“I’m not good enough. I’m dumb” was the three-year-old’s answer when the teacher at his child care center asked why he didn’t want to join in the next activity with his classmates. He had drifted to the back of the room as the other children gleefully lined up for the chance to hit a ball with a bat.
Children need to feel good about themselves. A positive self-image has long-term effects on behavior, achievement, and even health. Self-confidence is not inherited; it is learned. Knowing the benefits of having a positive self-image, caregivers want to know how to help their children develop it.

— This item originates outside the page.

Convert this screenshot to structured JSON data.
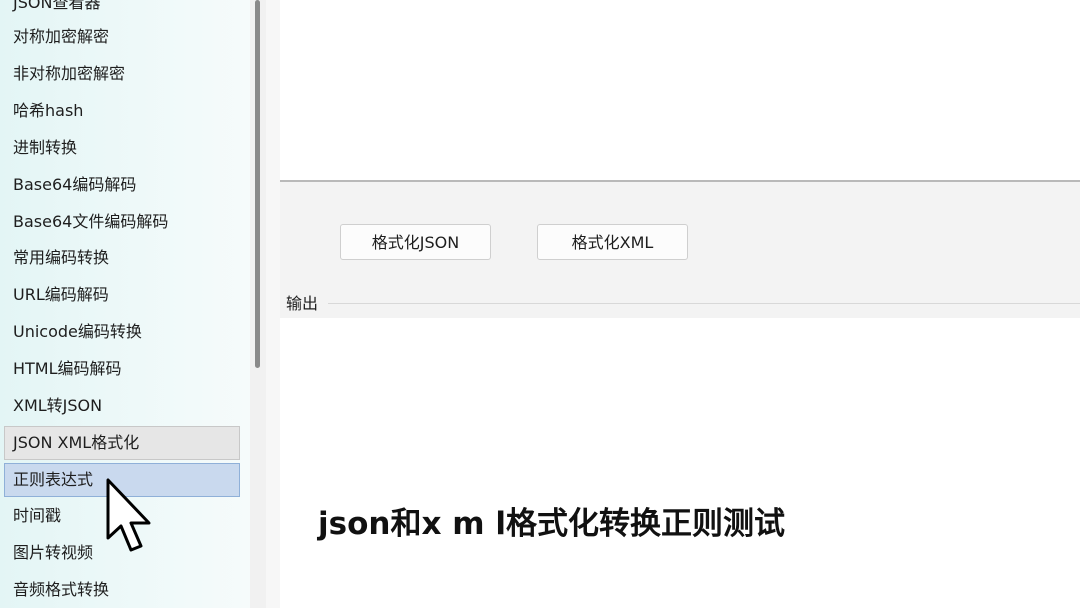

As the NBA season drew to an end and the playoff games began, this community was passionate about its “Believe Memphis” attitude as we shook our growl towels and shook our opponents’ confidence. But it also made us wonder: What if we channeled our inner Tony Allen to cheer on parents as they work hard to ensure the positive emotional and social development of their children?
Early exposure to reading helps to support a young child’s developing language and literacy skills. These skills, in turn, are important dimensions of school readiness and academic achievement.

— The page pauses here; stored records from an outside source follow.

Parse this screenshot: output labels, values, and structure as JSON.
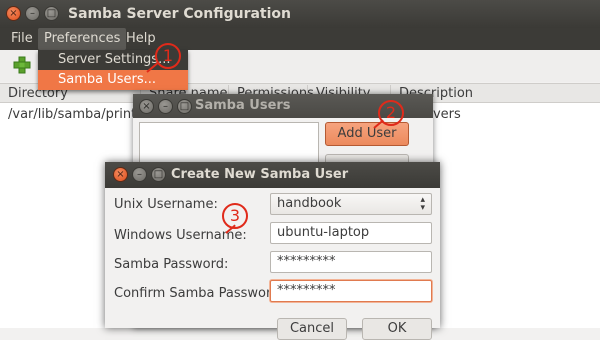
{
  "main_window": {
    "title": "Samba Server Configuration",
    "menubar": {
      "file": "File",
      "preferences": "Preferences",
      "help": "Help"
    },
    "preferences_menu": {
      "server_settings": "Server Settings...",
      "samba_users": "Samba Users..."
    },
    "list": {
      "columns": [
        "Directory",
        "Share name",
        "Permissions",
        "Visibility",
        "Description"
      ],
      "rows": [
        {
          "directory": "/var/lib/samba/printers",
          "description": "Drivers"
        }
      ]
    }
  },
  "users_dialog": {
    "title": "Samba Users",
    "add_user_label": "Add User"
  },
  "create_dialog": {
    "title": "Create New Samba User",
    "unix_username_label": "Unix Username:",
    "unix_username_value": "handbook",
    "windows_username_label": "Windows Username:",
    "windows_username_value": "ubuntu-laptop",
    "samba_password_label": "Samba Password:",
    "samba_password_value": "*********",
    "confirm_password_label": "Confirm Samba Password:",
    "confirm_password_value": "*********",
    "cancel_label": "Cancel",
    "ok_label": "OK"
  },
  "callouts": {
    "one": "1",
    "two": "2",
    "three": "3"
  },
  "colors": {
    "accent": "#f07746",
    "callout": "#e02a1a",
    "titlebar": "#3c3b37"
  },
  "icons": {
    "add": "add-share-icon",
    "close": "close-icon",
    "minimize": "minimize-icon",
    "maximize": "maximize-icon"
  }
}
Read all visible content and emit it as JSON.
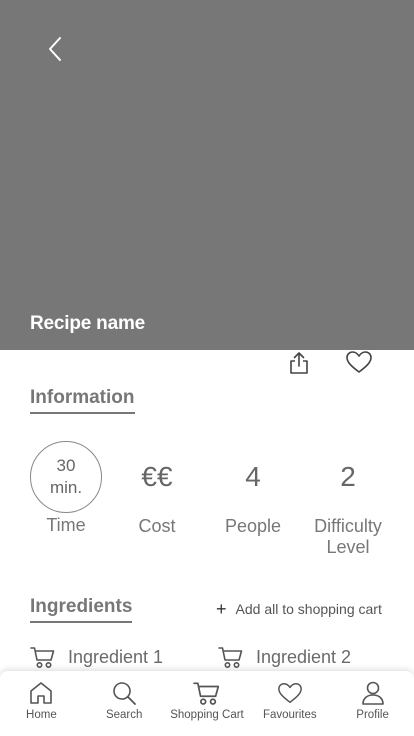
{
  "hero": {
    "title": "Recipe name",
    "background": "#777777"
  },
  "icons": {
    "back": "chevron-left-icon",
    "share": "share-icon",
    "favourite": "heart-icon",
    "cart": "cart-icon"
  },
  "information": {
    "title": "Information",
    "stats": [
      {
        "value": "30 min.",
        "label": "Time"
      },
      {
        "value": "€€",
        "label": "Cost"
      },
      {
        "value": "4",
        "label": "People"
      },
      {
        "value": "2",
        "label": "Difficulty Level"
      }
    ]
  },
  "ingredients": {
    "title": "Ingredients",
    "add_all": "Add all to shopping cart",
    "items": [
      "Ingredient 1",
      "Ingredient 2"
    ]
  },
  "tabbar": {
    "tabs": [
      {
        "label": "Home",
        "icon": "home-icon"
      },
      {
        "label": "Search",
        "icon": "search-icon"
      },
      {
        "label": "Shopping Cart",
        "icon": "cart-icon"
      },
      {
        "label": "Favourites",
        "icon": "heart-icon"
      },
      {
        "label": "Profile",
        "icon": "user-icon"
      }
    ]
  }
}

Children with high self-confidence feel themselves to be competent and capable. Children who lack self-confidence feel that they don’t measure up, and this belief can eventually lead them to avoid challenges and new experiences.

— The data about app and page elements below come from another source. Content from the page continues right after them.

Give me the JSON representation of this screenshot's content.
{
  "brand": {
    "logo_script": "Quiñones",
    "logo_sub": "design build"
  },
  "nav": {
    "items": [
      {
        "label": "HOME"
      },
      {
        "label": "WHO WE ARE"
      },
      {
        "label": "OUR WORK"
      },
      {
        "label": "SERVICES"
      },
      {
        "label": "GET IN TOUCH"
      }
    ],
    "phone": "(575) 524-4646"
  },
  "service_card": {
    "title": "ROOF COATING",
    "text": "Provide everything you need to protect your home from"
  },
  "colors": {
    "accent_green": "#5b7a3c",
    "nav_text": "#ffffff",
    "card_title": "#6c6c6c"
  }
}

As parents and caregivers, we want our children to do many things. We want them to succeed, we want them to achieve, we want them to make good decisions, we want them to be kind and productive members of society.